This community is not opposed to reasonable regulations designed to help patients, but will oppose those that will restrict supply or quality. Some of the legislative ideas that should be considered are purity and quality labeling; warning labels; prohibition on local infringement on the constitutional right to medical marijuana; prohibitions on discrimination in employment, education, professional licensure, housing, parenting, child custody, based on status as Medical Marijuana patient; statutory protection for entry-level caregivers to start operations without fear of prosecution; expansion of the power to provide recommendations to licensed chiropractors, licensed nurses, and licensed physical therapists; and creation and establishment of a University of Colorado research program into medical marijuana.
In conclusion, in working to help build this industry over the past nine years, I understand that marijuana remains a controversial medicine, although that is rapidly shifting with even the conservative American Medical Association endorsing its medical benefits. Luckily, the majority rules, and Colorado's compassionate voters are more numerous than those who would deny others this miracle medicine.
In conceptualizing this bill, it is helpful to consider another controversial medical issue, abortion. As we discussed previously, it would be interesting to do a "find & replace" on your bill and replace all references to "medical marijuana" with "abortion." I am sure Colorado's creative pro-life organizations would appreciate this blueprint for further regulation of that industry. Your statement that, because you are pro-choice, you would vote against a parallel regulatory regime for abortion providers, speaks volumes.

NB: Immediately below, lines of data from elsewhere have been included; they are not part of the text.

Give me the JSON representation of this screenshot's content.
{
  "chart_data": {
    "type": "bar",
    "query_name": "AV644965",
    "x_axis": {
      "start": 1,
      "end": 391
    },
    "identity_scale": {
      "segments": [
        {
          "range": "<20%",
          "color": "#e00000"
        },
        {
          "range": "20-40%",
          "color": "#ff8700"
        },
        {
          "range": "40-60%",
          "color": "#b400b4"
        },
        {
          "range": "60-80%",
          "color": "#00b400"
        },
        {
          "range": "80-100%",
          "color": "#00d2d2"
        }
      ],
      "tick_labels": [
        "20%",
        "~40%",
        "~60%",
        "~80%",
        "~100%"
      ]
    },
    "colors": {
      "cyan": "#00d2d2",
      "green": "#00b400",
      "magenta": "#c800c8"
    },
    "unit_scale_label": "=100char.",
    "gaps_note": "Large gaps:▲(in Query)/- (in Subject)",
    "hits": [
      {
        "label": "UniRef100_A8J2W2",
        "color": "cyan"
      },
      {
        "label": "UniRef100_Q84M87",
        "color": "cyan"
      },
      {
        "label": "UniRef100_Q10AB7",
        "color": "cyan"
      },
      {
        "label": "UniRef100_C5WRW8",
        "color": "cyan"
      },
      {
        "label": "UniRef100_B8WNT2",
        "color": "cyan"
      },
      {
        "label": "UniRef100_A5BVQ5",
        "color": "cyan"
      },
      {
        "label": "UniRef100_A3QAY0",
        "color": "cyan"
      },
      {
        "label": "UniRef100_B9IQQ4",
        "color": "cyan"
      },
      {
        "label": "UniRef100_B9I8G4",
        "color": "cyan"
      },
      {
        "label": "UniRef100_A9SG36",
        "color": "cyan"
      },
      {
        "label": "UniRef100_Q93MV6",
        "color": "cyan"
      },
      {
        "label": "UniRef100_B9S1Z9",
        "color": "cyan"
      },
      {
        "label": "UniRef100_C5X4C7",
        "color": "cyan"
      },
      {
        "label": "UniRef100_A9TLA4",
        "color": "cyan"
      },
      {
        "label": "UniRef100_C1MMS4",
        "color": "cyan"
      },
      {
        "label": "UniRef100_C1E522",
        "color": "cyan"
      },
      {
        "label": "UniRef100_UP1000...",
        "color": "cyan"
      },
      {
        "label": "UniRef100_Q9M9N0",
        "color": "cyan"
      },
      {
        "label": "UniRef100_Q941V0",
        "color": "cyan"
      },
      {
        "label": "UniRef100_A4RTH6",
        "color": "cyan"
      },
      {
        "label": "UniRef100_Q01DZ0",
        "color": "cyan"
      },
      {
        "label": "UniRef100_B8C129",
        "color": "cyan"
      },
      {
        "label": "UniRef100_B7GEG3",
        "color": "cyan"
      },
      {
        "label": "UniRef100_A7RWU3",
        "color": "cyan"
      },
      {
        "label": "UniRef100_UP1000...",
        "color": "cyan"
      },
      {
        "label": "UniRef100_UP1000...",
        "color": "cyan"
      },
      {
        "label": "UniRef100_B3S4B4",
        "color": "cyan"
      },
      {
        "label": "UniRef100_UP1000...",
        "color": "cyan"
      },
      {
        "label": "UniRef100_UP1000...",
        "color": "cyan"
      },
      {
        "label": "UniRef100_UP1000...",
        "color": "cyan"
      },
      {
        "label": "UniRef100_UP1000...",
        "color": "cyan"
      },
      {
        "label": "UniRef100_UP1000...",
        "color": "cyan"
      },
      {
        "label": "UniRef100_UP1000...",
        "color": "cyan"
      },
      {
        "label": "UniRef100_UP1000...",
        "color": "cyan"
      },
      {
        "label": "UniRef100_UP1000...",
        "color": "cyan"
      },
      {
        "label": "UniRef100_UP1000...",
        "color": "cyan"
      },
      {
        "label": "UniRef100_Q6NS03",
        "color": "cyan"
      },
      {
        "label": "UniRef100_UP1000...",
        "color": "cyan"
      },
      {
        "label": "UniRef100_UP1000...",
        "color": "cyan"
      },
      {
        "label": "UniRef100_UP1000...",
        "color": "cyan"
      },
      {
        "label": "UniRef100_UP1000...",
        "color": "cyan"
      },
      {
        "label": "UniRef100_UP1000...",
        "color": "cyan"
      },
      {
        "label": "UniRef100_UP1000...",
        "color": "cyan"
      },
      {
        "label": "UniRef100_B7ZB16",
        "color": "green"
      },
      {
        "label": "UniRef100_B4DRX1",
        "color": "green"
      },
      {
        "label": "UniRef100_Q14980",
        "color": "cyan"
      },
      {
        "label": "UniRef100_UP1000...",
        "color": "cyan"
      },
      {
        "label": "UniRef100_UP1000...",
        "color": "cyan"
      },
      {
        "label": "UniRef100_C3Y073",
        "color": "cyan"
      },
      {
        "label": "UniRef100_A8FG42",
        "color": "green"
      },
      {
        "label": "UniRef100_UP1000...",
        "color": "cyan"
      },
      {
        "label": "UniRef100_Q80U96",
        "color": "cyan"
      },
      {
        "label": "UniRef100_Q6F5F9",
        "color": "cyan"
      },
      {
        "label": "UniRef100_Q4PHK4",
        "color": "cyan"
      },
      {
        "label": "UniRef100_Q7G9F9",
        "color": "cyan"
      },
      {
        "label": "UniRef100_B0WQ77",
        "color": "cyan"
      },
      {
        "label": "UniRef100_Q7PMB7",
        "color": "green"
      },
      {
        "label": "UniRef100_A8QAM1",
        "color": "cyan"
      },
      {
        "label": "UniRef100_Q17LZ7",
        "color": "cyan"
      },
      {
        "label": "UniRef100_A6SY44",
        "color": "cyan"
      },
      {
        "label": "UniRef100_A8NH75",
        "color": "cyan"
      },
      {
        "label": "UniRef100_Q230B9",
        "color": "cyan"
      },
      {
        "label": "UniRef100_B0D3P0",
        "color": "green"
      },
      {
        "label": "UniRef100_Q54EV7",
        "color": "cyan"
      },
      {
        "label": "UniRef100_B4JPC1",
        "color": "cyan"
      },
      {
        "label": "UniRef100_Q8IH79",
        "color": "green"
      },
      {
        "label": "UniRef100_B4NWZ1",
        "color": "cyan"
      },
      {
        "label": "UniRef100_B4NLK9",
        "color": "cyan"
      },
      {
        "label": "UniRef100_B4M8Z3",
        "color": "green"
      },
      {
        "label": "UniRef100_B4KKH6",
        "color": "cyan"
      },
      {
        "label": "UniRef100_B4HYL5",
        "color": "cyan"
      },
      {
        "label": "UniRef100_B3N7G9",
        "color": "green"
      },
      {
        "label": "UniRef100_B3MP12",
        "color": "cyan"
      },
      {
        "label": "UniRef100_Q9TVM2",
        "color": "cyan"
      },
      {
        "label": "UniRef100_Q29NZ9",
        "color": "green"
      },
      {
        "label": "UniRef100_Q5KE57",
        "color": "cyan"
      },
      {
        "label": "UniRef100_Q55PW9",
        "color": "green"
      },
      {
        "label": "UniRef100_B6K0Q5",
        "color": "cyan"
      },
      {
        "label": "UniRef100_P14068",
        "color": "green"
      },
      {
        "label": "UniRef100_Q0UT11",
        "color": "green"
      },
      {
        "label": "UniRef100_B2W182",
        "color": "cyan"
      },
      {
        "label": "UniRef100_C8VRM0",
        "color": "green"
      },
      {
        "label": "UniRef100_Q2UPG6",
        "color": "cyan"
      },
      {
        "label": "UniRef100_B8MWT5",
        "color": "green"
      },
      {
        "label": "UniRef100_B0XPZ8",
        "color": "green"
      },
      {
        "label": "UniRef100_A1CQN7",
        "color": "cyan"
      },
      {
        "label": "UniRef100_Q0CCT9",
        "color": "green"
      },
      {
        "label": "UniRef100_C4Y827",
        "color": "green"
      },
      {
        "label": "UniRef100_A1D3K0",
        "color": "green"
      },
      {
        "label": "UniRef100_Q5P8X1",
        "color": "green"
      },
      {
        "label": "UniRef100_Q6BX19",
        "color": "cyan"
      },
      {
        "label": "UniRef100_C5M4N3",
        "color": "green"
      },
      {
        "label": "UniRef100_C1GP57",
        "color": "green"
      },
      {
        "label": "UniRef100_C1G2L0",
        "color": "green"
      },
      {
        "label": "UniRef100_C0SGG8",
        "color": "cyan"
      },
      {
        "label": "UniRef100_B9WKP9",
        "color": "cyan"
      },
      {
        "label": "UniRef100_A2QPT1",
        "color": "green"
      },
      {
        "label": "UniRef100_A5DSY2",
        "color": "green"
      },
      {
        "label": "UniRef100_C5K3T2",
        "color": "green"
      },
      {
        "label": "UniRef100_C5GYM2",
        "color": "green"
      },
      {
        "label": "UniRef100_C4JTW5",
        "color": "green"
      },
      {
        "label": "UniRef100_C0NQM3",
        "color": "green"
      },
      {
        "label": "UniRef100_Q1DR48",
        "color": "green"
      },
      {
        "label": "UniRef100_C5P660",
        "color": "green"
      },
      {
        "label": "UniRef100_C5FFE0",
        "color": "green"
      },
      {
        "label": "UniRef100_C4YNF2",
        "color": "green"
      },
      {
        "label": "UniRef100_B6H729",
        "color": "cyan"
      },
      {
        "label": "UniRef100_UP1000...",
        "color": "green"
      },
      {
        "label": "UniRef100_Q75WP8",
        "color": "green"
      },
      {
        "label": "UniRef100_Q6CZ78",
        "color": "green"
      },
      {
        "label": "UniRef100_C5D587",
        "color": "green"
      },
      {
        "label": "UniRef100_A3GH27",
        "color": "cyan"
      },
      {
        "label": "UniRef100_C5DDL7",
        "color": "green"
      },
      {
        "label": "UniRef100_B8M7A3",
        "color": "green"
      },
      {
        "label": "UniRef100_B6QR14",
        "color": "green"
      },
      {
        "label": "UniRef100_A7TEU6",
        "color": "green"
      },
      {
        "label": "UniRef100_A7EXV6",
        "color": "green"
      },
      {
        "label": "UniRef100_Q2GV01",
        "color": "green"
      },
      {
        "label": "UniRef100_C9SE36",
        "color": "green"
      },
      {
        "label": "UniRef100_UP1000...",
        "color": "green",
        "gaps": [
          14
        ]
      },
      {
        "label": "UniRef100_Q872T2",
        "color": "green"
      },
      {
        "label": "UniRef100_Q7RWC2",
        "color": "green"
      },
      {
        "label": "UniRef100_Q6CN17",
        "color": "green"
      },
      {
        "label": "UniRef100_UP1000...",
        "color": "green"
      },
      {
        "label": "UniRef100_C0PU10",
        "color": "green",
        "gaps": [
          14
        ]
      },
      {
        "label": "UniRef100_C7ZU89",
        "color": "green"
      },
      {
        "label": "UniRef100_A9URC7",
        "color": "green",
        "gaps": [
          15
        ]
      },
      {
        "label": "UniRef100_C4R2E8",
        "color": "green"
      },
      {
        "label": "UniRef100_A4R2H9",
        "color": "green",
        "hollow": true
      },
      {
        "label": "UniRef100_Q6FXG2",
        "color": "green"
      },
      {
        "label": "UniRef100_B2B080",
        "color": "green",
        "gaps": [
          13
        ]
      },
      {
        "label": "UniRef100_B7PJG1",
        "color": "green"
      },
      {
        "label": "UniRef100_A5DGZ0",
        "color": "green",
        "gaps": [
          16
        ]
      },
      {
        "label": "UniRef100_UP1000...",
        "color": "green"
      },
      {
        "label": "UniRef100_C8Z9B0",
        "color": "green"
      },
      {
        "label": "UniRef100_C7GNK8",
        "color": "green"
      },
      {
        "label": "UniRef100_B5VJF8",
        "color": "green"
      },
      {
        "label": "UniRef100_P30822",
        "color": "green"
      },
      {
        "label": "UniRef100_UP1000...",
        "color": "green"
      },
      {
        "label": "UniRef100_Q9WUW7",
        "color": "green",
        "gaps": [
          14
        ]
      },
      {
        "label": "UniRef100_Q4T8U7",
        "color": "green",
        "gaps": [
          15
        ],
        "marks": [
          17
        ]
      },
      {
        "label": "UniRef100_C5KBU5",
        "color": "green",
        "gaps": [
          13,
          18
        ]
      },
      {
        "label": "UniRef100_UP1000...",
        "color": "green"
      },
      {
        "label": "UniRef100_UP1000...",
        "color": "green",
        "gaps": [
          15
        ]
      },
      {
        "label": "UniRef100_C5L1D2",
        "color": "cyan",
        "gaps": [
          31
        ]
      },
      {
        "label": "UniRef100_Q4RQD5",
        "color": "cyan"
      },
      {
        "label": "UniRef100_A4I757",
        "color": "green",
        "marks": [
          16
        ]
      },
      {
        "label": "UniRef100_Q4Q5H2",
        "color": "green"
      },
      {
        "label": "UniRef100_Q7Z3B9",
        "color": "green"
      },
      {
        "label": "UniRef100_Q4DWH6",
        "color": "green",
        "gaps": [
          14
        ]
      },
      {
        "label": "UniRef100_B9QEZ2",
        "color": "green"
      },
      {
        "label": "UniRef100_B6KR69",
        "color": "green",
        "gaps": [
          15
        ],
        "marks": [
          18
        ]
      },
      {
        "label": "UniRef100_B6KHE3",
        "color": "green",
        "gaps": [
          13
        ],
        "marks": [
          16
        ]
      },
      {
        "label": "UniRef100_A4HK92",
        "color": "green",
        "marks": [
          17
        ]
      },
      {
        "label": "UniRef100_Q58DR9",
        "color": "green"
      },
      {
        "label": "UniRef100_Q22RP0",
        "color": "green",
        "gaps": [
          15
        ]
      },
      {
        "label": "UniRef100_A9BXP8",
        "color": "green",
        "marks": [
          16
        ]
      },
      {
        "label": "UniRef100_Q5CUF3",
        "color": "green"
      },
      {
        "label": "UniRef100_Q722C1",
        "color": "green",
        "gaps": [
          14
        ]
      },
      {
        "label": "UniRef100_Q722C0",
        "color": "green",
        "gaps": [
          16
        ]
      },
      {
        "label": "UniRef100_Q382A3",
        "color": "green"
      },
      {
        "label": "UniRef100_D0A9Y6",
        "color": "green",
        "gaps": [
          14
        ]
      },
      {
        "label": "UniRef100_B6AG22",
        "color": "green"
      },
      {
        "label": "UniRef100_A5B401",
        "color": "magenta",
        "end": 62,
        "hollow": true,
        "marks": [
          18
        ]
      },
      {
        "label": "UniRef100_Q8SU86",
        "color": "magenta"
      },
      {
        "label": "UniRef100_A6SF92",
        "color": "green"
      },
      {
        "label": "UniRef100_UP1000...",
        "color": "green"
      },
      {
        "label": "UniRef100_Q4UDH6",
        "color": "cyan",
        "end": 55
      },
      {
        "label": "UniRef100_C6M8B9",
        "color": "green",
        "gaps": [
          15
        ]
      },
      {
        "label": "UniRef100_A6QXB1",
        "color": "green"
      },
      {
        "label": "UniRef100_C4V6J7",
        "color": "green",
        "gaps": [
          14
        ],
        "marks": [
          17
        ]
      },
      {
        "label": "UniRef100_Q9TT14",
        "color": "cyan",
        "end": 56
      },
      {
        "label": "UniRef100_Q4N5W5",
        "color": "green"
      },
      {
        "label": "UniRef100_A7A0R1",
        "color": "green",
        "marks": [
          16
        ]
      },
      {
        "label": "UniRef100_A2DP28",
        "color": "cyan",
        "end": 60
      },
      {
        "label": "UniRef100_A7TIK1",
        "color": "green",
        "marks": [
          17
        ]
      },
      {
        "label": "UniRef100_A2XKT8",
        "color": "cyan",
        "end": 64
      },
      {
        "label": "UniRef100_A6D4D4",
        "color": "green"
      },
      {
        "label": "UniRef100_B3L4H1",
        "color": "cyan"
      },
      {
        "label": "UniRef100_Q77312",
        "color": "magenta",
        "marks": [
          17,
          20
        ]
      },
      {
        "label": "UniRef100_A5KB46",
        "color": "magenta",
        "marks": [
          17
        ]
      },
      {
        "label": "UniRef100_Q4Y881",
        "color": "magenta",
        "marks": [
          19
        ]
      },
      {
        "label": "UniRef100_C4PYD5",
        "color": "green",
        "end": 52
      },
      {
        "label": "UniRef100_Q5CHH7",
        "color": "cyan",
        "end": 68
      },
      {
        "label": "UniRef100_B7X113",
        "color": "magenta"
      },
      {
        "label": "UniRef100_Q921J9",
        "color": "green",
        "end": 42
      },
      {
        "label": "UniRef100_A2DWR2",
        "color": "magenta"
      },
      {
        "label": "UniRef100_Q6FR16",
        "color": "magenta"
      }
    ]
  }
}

Thank you for considering these comments. Please call me at 303-634-2244 with any questions.
Robert J. Corry, Jr. Attorney and Counselor at Law